The Press Release goes on to say that;
"In the face of incredible political and economic pressure from Japan, the Netherlands has not only refused the Japanese demand to strike the Dutch flag from our ship the Steve Irwin they have now officially registered our ship the Bob Barker under the Dutch flag".
You know one really must, in fairness, admire The Netherlands for standing by their principles and putting both the Sea Shepherd Pirate Group ships under the Dutch flag. Perhaps there are Somalian pirate groups who might also wish to avail themselves of Zeebrievenwet from this generous Flag State. It should present an interesting legal situation when the Horn of Africa patrolling naval vessels stop a pirate ship and it is flying the Dutch flag. NAUTICAL LOG thinks that the maritime law conflicts are getting a little too complex, but really really fascinating for all that. At least this concentrates any legal action to one nation if the International Maritime Organization (IMO) ever gets the courage to proceed in Law.

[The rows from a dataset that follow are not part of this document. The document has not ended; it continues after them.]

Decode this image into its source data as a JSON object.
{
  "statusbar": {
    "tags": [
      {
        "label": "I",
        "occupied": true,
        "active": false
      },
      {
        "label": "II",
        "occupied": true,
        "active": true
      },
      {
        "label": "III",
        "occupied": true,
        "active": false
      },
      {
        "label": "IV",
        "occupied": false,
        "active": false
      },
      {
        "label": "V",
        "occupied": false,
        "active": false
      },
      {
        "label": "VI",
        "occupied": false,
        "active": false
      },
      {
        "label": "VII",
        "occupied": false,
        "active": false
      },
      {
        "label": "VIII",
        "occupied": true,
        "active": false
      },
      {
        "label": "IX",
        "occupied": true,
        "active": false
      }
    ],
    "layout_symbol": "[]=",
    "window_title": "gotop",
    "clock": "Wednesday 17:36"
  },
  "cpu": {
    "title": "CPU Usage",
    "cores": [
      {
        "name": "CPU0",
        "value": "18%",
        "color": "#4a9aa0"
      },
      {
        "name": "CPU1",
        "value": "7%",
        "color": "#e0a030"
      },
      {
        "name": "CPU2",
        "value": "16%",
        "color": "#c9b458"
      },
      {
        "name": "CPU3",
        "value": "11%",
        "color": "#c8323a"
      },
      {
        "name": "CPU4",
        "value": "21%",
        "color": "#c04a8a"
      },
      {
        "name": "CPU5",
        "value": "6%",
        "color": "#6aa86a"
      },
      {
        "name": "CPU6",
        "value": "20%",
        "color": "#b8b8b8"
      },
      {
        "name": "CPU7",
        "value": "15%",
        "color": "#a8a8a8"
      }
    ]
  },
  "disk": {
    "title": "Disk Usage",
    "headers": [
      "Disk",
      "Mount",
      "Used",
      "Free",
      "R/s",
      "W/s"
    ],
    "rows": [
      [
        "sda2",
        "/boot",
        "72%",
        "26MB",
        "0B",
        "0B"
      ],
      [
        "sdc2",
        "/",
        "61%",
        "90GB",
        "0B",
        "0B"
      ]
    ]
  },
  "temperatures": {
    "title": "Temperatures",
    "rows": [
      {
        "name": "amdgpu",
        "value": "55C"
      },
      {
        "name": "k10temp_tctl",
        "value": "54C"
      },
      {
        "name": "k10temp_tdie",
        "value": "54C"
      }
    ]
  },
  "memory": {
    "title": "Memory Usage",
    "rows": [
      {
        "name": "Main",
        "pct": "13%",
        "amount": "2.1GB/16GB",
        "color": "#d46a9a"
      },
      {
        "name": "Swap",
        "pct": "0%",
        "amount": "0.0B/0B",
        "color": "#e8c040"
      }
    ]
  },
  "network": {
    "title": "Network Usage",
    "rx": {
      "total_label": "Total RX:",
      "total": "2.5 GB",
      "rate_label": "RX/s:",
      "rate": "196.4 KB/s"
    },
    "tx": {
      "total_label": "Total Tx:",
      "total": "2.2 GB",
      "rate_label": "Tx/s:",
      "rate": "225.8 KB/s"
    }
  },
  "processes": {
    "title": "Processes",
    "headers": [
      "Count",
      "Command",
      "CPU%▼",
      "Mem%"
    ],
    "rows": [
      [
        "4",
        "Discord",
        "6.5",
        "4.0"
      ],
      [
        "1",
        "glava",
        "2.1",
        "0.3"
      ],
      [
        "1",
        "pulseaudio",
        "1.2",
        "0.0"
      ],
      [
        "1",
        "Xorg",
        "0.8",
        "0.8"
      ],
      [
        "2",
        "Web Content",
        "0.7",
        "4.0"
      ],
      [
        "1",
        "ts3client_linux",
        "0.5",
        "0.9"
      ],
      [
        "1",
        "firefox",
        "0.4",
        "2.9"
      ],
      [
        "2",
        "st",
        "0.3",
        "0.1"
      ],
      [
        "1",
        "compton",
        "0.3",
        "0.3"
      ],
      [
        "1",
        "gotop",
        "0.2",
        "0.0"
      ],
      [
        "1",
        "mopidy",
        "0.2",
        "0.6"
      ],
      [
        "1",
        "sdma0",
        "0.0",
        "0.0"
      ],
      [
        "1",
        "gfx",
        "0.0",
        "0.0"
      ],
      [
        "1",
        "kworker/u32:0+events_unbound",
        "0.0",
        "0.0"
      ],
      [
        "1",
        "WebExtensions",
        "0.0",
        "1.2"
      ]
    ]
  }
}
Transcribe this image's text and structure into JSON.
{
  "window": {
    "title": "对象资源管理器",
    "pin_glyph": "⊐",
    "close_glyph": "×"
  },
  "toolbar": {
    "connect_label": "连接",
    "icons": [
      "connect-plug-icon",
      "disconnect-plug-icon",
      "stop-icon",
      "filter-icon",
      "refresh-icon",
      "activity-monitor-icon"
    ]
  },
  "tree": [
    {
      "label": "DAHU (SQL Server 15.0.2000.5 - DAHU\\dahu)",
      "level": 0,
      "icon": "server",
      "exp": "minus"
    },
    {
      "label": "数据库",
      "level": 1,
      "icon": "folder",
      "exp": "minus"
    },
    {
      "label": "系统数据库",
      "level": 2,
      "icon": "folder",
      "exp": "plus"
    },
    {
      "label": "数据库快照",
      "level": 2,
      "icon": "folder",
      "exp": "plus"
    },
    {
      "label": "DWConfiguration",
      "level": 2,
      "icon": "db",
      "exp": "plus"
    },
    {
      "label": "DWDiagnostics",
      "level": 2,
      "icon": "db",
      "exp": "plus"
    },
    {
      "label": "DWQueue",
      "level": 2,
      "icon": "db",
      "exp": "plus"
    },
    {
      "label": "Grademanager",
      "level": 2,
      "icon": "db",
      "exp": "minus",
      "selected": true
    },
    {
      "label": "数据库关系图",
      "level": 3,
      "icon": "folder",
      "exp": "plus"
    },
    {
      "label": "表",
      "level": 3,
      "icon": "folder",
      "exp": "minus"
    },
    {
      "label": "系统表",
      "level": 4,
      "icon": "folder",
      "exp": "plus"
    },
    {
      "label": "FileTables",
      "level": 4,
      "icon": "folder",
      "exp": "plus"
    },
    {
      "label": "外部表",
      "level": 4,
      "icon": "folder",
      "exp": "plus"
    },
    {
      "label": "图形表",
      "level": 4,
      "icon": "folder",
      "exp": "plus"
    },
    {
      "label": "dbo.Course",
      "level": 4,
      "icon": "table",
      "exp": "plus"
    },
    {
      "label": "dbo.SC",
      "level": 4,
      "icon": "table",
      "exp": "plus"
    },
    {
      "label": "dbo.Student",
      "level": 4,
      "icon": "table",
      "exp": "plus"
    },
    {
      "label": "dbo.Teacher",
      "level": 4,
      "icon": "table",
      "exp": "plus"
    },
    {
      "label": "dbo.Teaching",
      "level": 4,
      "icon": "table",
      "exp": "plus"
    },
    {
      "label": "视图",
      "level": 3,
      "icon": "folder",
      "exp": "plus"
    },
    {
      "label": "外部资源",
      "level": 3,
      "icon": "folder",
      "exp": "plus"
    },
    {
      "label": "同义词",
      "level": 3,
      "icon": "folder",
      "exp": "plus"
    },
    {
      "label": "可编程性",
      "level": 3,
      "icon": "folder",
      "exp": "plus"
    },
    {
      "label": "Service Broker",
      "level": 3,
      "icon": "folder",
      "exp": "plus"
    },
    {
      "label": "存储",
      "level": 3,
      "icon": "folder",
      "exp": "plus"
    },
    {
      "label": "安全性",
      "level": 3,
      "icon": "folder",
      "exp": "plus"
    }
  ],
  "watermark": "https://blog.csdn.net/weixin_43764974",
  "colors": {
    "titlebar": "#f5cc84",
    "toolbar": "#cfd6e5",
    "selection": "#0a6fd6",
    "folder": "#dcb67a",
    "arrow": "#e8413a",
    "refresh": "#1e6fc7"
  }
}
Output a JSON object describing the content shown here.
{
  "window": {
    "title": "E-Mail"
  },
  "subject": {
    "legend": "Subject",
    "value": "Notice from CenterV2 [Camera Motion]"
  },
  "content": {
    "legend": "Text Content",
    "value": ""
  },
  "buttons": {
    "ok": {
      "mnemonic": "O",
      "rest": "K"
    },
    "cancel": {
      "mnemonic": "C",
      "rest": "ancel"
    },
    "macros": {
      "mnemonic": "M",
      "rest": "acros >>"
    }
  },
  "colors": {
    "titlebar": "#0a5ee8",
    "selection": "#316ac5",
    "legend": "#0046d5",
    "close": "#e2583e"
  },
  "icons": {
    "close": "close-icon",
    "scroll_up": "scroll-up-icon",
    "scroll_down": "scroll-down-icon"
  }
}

The International Court of Justice is right there down the road in The Hague/Den Haag, Netherlands - most convenient. It is also the venue where five pirates, Somalian pirates not Sea Shepherd pirates, are standing trial for, of course, piracy. If one might think there was extraordinary discrimination at play here one could understand that conclusion being drawn. In fact NAUTICAL LOG thinks this affair is quite disgusting and so biased as to be the basis for releasing the Somalian pirates. Which when one thinks about it may be the ploy of The Netherlands government.
Of course any proceeding in Law is not going to happen under the present Secretary-General of the IMO but one can hope for a real seaman to replace him in the future. A real seaman, not a maritime scholar however brilliant, who is not afraid to bring charges against both The Netherlands as Flag State and the Sea Shepherd pirate group for violations of international maritime law. The present tactic of the current Secretary-General of IMO is to leave any action against vessels with violations, which includes the abandonment of crews an all too common practice, up to the International Transport Workers Federation (Seafarers) who in turn goad the respective Flag State or more usually the Port State in the abandonment of crew cases, to take some action. The recent case in Ireland of the MV Linda abandoned by Latvian owners comes to mind as an fairly typical example. The MV Linda is now the MV Rachel Corrie and is owned by the Free Gaza Campaign.